If you want to get an active sense of the importance of this essay, read Shaul Magid’s brilliant “Between Paradigm Shift Judaism and Neo-Hasidism: The New Metaphysics of Jewish Renewal” in Vol. 30, No.1, Tikkun Magazine, 2015.  Magid contextualizes Rabbi Zalman’s late work, adding extra flavor to this book.

Monday, April 8, 2019

Parable of the Talents





Octavia Butler’s Parable of the Talents is the second and last of her “Earthseed” books.  The first book had many virtues, this volume, however, features a great deal of repetition.  It repeats the first novel, and the characters go over past events without really adding any insights to the plot.

All in all, Earthseed should have been condensed into one novel.   The second novel provides no added value.

Thursday, April 4, 2019

Broken Vessels: a poem by Jacob Hoffman




Broken Vessels 

You girl-woman of fire hair
Next to you my love is a burnt match
Smothered years before your birth

My love is an echo of the Big Bang
The breaking of childhood vessels
A primal love slain in a cadaverous nest
That my mother wove from wire

Say what you wish with lisping glee
You lovely northern little girl
Speak your light and airy disputes
To the four winds that only adore you
While I seal my lips against ugly words
Of love that burns and gnaws

Monday, April 1, 2019

The Practical Tanya - Part Two






Chaim Miller The Practical Tanya Part Two - Gateway To Unity and Faith is the closest I have come to actually understanding the Tanya.  Miller provides a line by line, phrase by phrase, close reading of the text, both in Hebrew and English.  

Despite this, I still had difficulty understanding the work on a micro level.

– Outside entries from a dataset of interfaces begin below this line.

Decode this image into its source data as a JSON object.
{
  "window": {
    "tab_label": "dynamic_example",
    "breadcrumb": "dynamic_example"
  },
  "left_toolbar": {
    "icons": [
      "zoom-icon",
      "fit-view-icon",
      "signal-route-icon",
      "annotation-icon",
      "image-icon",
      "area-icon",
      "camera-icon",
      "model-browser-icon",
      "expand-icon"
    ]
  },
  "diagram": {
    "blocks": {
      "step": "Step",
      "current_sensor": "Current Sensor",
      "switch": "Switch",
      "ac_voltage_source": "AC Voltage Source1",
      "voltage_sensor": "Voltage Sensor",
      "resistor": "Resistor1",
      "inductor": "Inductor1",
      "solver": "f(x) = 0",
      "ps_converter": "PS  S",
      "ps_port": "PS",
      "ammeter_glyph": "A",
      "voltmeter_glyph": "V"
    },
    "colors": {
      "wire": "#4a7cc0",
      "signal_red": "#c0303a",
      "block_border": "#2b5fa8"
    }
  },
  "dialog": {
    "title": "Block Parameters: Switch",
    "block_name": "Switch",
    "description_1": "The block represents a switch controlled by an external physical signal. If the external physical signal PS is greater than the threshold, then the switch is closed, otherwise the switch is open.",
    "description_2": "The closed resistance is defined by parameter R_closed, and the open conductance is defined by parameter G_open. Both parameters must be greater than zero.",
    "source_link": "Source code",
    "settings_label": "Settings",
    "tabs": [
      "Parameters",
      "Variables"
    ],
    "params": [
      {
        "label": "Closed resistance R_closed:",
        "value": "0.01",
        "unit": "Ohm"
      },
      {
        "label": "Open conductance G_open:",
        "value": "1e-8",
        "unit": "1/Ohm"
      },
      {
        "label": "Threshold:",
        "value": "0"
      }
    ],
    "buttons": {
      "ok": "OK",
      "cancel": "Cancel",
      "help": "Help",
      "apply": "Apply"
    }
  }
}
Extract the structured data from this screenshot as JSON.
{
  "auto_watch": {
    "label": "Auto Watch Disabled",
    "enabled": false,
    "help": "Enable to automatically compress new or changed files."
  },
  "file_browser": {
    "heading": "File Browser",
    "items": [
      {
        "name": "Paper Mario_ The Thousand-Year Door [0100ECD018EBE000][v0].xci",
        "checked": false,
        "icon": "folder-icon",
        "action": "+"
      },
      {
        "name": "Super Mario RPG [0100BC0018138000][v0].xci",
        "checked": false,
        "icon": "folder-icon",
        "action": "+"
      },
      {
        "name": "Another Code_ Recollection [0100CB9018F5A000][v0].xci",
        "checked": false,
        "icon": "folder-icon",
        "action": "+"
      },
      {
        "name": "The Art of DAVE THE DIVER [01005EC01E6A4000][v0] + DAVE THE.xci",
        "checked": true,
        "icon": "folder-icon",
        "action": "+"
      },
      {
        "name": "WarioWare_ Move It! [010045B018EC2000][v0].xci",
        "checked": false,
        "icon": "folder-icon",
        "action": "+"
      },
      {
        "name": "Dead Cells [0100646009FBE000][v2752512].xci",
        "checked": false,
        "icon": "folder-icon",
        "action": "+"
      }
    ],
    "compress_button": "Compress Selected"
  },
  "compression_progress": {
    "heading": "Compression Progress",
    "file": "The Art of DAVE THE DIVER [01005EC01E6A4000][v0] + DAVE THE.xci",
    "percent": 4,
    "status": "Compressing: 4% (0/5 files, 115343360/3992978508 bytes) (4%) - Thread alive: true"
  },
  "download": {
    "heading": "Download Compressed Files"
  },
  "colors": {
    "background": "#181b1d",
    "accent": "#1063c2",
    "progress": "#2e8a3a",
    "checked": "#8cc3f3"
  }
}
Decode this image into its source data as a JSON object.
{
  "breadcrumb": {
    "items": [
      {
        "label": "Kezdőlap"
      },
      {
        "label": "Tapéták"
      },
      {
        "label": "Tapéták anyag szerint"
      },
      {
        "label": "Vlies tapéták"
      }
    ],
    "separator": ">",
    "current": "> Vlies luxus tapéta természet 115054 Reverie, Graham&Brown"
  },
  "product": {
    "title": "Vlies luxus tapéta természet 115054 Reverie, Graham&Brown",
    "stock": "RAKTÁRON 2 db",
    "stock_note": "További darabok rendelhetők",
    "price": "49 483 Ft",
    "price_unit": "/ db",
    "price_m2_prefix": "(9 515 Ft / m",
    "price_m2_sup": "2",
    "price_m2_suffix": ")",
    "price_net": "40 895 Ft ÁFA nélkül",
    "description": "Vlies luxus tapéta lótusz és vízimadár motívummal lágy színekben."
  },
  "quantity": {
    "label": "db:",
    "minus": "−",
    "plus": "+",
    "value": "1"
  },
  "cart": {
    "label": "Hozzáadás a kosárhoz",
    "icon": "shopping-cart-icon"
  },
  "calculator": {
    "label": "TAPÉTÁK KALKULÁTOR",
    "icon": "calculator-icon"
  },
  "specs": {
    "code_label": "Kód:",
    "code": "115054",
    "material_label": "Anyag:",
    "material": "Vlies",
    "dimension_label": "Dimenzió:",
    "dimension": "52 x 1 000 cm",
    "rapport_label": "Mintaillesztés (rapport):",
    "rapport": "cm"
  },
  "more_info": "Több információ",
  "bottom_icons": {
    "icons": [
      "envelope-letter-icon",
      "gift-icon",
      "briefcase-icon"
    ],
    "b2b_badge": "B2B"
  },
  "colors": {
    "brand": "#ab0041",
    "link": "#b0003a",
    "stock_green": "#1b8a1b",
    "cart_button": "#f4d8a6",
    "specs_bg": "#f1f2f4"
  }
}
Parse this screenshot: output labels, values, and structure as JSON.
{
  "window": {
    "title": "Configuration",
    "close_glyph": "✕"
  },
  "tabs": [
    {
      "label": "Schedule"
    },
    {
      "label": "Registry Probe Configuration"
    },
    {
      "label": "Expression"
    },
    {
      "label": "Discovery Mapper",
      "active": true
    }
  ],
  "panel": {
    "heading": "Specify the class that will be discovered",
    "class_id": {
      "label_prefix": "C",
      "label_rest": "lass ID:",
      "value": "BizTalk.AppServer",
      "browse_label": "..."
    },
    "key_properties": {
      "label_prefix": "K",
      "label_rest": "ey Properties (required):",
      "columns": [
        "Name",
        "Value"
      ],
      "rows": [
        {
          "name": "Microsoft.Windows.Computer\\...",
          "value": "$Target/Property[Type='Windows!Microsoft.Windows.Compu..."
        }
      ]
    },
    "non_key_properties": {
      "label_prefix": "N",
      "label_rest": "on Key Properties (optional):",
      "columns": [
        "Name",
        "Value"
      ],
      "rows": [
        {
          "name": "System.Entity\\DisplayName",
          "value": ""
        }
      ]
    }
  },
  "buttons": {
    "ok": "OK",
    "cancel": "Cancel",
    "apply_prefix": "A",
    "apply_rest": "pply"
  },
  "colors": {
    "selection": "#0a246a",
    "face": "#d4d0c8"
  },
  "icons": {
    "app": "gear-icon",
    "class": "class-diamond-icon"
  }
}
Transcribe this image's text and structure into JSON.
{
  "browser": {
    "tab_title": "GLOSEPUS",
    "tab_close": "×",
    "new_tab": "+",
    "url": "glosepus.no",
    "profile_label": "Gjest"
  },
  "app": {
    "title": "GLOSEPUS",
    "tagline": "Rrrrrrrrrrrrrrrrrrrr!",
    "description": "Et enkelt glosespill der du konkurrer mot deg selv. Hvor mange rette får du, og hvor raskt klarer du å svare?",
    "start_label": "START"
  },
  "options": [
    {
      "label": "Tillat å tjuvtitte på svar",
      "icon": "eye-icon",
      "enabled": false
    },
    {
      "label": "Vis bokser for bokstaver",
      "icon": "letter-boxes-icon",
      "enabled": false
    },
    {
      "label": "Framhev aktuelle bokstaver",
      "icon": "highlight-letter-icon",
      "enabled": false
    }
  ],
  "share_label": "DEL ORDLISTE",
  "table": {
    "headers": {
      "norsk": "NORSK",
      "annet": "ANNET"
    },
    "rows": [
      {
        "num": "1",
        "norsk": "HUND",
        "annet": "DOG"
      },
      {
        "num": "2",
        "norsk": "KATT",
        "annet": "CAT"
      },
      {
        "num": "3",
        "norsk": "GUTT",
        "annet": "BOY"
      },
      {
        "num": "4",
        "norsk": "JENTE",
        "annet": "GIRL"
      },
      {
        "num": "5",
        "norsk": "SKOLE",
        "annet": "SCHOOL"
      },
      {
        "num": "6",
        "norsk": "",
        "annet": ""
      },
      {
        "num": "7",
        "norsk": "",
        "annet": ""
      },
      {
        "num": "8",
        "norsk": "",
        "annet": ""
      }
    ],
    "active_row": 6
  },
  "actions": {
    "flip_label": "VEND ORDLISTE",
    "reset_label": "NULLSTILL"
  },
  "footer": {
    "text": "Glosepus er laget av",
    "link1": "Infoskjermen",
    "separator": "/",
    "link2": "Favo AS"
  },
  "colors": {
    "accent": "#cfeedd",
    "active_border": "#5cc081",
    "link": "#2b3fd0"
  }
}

Miller does the best he can under the confines of the Tanya’s inherent complexity.  I can understand the Tanya’s goals as a whole, but individual sections, loaded with dense theological and kabbalistic explication, can still generate frustration.

All Chasid’s attempt to be the heirs of the Baal Shem Tov's teachings.  I wonder if the Tanya is the form through which the goal should be delivered.